A sonar device emits one or more pulses of sound waves, which bounce off any objects they bump into and return to their source. A receiver collects the returning energy and records the time it took for the sound waves to make their round trips. The farther away the object is, the longer it takes the sound waves to return. By analyzing the data from the sound waves, computers are able to create an image of the object and determine the size, shape, and even density of underwater objects.
The simplest sonar device, called a fish finder or depth sounder, sends out a single, narrowly focused wave pulse and records the time it takes the wave to return and its strength. This information allows the computer to determine the distance to the target object and the object's relative density. These devices are primarily used to locate fish and to determine sea-floor depth and composition.
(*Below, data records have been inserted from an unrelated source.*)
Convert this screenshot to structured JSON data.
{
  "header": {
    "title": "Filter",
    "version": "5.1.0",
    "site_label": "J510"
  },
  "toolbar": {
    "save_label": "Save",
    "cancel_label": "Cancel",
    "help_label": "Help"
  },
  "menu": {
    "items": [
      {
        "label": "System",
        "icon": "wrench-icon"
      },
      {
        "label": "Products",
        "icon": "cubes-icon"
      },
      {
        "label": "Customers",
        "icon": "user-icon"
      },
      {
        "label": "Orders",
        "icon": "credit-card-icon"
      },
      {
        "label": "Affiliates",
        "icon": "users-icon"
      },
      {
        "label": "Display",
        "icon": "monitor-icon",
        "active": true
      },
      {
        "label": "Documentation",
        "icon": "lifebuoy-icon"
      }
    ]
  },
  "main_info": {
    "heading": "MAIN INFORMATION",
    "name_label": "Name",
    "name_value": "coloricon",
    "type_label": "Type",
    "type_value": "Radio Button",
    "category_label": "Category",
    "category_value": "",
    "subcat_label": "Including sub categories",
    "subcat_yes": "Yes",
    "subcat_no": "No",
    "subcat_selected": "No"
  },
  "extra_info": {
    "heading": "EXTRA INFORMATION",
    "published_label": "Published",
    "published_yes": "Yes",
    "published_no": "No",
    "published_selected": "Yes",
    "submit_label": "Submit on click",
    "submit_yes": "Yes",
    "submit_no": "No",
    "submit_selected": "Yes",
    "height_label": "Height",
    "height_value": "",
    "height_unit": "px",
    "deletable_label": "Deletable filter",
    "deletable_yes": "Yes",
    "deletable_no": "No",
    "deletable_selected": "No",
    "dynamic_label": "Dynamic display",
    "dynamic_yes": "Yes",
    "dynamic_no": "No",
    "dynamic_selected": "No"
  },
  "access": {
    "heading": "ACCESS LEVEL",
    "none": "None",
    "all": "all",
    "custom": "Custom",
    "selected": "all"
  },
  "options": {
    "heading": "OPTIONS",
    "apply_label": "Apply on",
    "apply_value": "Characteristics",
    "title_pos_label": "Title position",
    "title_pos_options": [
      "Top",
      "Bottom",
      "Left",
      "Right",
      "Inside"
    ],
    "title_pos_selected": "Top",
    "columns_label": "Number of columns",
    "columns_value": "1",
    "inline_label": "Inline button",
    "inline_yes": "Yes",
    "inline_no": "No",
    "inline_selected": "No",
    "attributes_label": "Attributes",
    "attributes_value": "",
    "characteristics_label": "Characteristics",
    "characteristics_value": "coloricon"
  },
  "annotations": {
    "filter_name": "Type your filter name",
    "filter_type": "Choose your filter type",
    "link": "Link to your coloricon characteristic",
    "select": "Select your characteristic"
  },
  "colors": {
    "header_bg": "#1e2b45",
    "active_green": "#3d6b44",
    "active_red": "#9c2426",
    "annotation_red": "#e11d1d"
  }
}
In more sophisticated devices, which employ sidescan sonar, the instrumentation is encased in a torpedo-shaped "towfish" that is towed behind and below the boat. These devices send out pulses of sound waves that fan out to the sides and below, so that everything in a 180-degree arc is in their field of view. The amount of wave energy returned depends on the density and texture of an object, and the reflectivity of its surface. The more sound pulses that bounce off an object and the stronger their returned energy, the clearer the sound picture. Typically, rough surfaces return strong echoes while smooth surfaces, unless they are perpendicular to the sound wave, return very little if any energy. Thus, objects such as rocks, metal debris, or large fish show up clearly in the side-scan sonar record, whereas gentle slopes produce only light shadows.
Sidescan sonar devices can create very detailed, three-dimensional pictures of objects in the water through computer analysis of the returning sound waves. These devices are used to map features such as hills and valleys on the ocean floor; to locate submarines, mines, and shipwrecks; and to inspect pipelines, cables, and bridge foundations.
Imagine sonar-mapping part of the ocean where mountains rise from the ocean floor. Which sonar signal would take longer to be reflected to the receiver, one from the ocean floor or the top of the mountain?
Do you think it is accurate to say that the use of sonar to map Loch Ness is like bats emitting sound to locate food? How are these two processes the same and how are they different?